New forms must be submitted each school year.  All medications must be picked up by an authorized adult at the end of each school year. Unclaimed medications will be disposed of.  For student medication forms Click Here!

7TH GRADE SHOT REQUIREMENTS

Students entering 7th grade in August must provide proof of a Tdap booster shot before starting back to schoolStudents will not get a class schedule until they have turned in Tdap documentation.

Many doctors give their adolescent patients the Tdap at 10 or 11 years of age. If your child's immunization record does not show evidence of the shot, make an appointment with your child's health care provider as soon as possible.  A Tdap administered at 7 years or older meets the requirement.

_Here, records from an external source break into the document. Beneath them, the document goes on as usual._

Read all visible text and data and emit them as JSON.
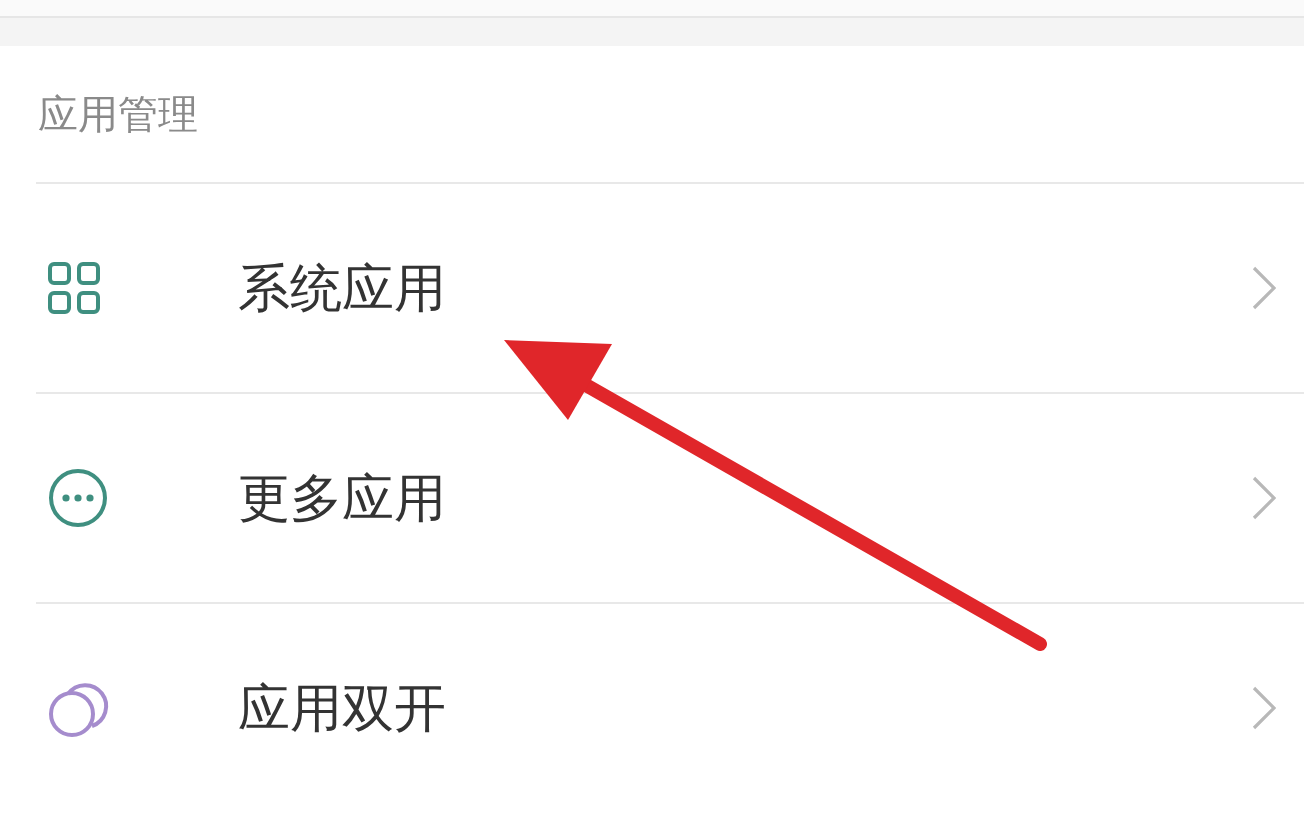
{
  "section": {
    "title": "应用管理"
  },
  "items": [
    {
      "label": "系统应用",
      "kind": "grid"
    },
    {
      "label": "更多应用",
      "kind": "dots"
    },
    {
      "label": "应用双开",
      "kind": "rings"
    }
  ],
  "annotation": {
    "kind": "arrow"
  }
}
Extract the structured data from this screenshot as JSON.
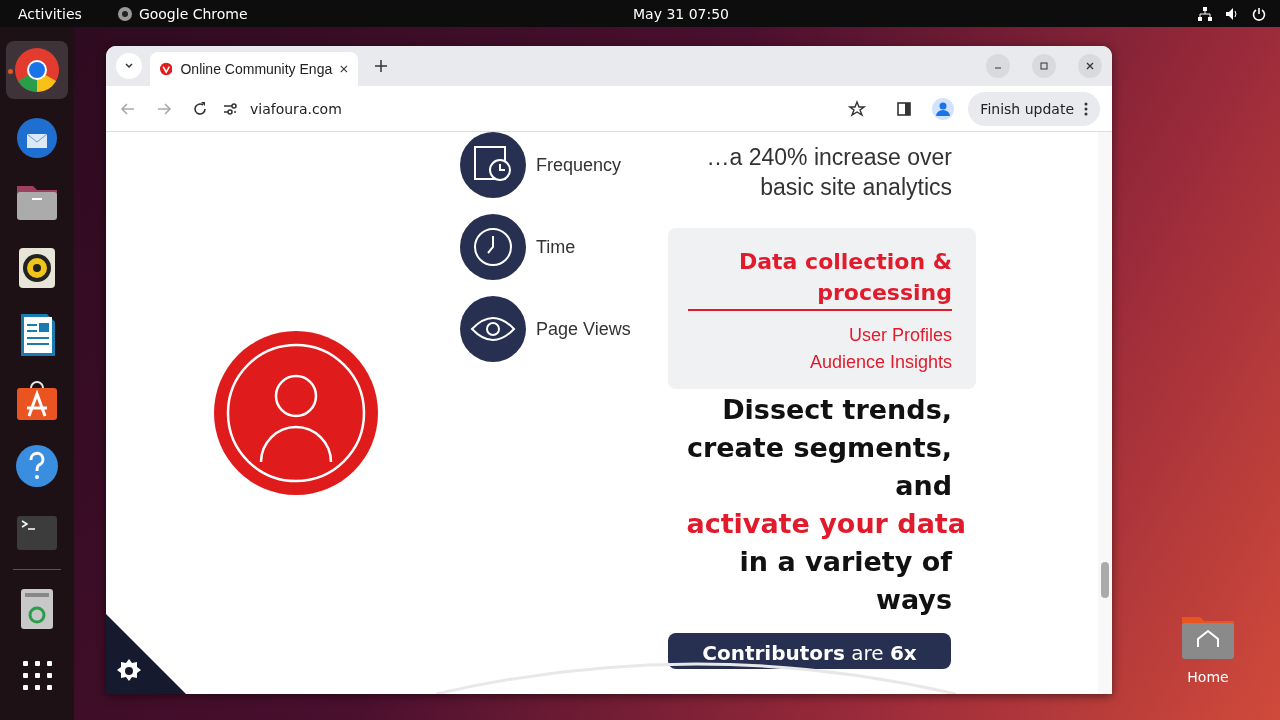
{
  "topbar": {
    "activities": "Activities",
    "app": "Google Chrome",
    "clock": "May 31  07:50"
  },
  "dock": [
    {
      "kind": "chrome",
      "running": true
    },
    {
      "kind": "mail",
      "running": false
    },
    {
      "kind": "files",
      "running": false
    },
    {
      "kind": "speaker",
      "running": false
    },
    {
      "kind": "writer",
      "running": false
    },
    {
      "kind": "store",
      "running": false
    },
    {
      "kind": "help",
      "running": false
    },
    {
      "kind": "terminal",
      "running": false
    },
    {
      "kind": "trash",
      "running": false
    },
    {
      "kind": "apps",
      "running": false
    }
  ],
  "browser": {
    "tab_title": "Online Community Enga",
    "url": "viafoura.com",
    "update_button": "Finish update"
  },
  "page": {
    "metrics": [
      {
        "kind": "calendar",
        "label": "Frequency"
      },
      {
        "kind": "clock",
        "label": "Time"
      },
      {
        "kind": "eye",
        "label": "Page Views"
      }
    ],
    "increase_text": "…a 240% increase over basic site analytics",
    "data_card": {
      "title": "Data collection & processing",
      "links": [
        "User Profiles",
        "Audience Insights"
      ]
    },
    "heading_before": "Dissect trends, create segments, and",
    "heading_highlight": "activate your data",
    "heading_after": "in a variety of ways",
    "contributors": {
      "bold": "Contributors",
      "plain": "are",
      "bold_end": "6x"
    }
  },
  "desktop": {
    "home_label": "Home"
  }
}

The Tdap shot will help to protect your child against pertussis, commonly known as whooping cough.  The California legislature passed a law in 2010 requiring the shot after a widespread whooping cough outbreak that year caused 10 infant deaths. Infants are most at risk because they are not fully immunized, but an older child can be sidelined for weeks or months by the serious cough caused by the disease.

Seventh grade is also when students must get caught up on their MMR shots. Two MMRs are required and most students will have had the shots for Kindergarten entry.  Students who have a Personal Belief Exemptions (PBEs) on file may need to get one or both MMRs to start 7th grade. In fact, existing PBEs are no longer valid for child entering 7th grade after July 1, 2016. Students must be fully immunized for 7th grade or have a medical waiver signed by a physician.

Parents who turn in shot documentation before Arena Registration should experience a quicker registration process. During summer break, shot records can be mailed to Martinez Junior High School, 1600 Court St., Martinez, CA 94553, Attn: Registrar; faxed to the MJHS Office at 925-335-5829; emailed to shotrecords@martinez.k12.ca.us; or dropped off at the MJHS Student Services Office at the start of August.